**SUPPLIED RECORDS**
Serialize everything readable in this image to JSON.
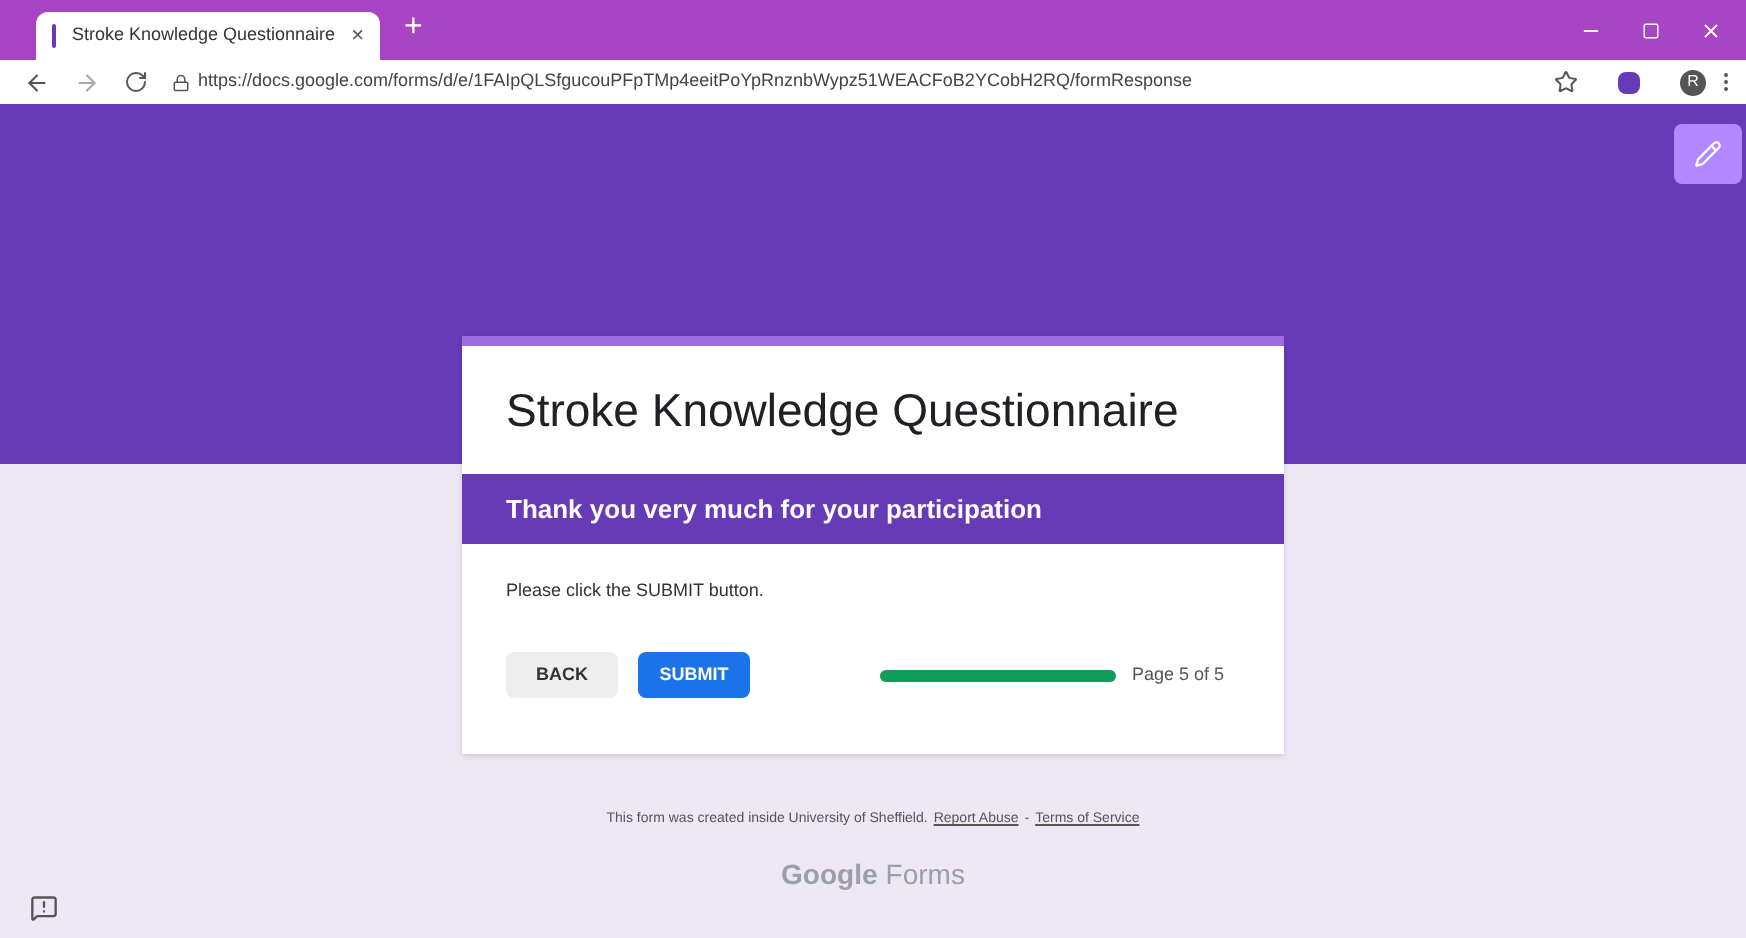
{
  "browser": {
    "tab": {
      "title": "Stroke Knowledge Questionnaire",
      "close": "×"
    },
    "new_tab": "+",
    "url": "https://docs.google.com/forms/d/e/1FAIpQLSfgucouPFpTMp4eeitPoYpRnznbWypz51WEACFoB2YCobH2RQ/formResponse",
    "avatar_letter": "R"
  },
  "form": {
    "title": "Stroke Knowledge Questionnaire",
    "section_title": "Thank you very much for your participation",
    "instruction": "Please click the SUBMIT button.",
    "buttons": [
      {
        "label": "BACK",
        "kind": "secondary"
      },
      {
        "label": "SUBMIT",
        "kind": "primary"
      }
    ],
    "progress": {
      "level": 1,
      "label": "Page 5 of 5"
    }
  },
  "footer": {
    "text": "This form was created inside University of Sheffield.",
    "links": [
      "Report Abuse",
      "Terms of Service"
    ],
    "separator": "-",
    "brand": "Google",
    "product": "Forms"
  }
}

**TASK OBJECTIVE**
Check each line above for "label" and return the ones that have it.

**REPLY**
        "label": "BACK",
        "label": "SUBMIT",
      "label": "Page 5 of 5"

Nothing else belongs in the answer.